One morning this week, I found my creative energy restored by the magic of rest after taking a new turn.
While walking around a lake, I was drawn to a small dirt path I'd seen many times but never taken. The trail turned into a logging road, then started to take me up in elevation; as it did, I could see a mile ahead and felt the promise of a view. When I arrived at the crest of the road, I found myself on a kind of mantle looking out into a vista.
I was stuck for some time in a kind of wonder gaze. Forgetting everything, I let my mind go into the horizon.
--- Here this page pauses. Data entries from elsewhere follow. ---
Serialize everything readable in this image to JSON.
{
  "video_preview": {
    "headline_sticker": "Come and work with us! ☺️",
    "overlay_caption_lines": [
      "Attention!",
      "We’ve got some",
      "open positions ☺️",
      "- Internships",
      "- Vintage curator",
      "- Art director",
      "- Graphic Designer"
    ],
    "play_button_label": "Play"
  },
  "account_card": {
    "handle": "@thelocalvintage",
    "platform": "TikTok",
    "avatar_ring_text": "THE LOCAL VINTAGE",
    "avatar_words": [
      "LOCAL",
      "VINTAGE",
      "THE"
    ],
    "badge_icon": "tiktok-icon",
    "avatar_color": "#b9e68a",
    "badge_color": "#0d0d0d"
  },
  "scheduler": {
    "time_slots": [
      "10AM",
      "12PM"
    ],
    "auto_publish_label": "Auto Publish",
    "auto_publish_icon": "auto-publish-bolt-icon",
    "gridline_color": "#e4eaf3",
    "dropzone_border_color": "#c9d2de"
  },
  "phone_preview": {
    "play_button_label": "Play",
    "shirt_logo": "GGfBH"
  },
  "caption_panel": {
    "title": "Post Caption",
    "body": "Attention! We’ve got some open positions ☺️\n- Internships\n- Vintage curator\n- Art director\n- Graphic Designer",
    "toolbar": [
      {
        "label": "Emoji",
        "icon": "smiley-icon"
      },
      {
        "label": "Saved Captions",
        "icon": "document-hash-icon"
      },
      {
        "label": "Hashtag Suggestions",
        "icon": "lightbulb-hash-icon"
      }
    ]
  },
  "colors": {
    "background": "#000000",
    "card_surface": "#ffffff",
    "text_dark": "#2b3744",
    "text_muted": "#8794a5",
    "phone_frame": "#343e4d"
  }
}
From that vantage, I saw far off above an open plane, which dipped down and turned into a dense evergreen forest, then went on till it became the mountains some 50 miles out. On my left was a rising hill that hid all but the peaks of four mountains standing at 9,000 and 10,000 feet. This created the long vista in front of me. The woods below looked like a river bed, filled with a stream of fog and fire smoke, which slowly lifted as the morning wind and sun called it up.
Resting in this new view, I felt life pour back in.
But to find that rest, it took a 50-minute walk, unsure I'd find anything, and saying no to the world that tugs at my sleeve - asking me to start work early because maybe I'll get more done - the little lie of "do more" constantly whispering in my ear.
I tried to put some of the creativity of the place in my pocket, then turned and put the mountains to my back and returned to the logging road.
Creativity requires oscillating between the consistent focused doing and the open space for the wandering mind. Often, my default is to "do more", but lately I've found success when I fight for rest.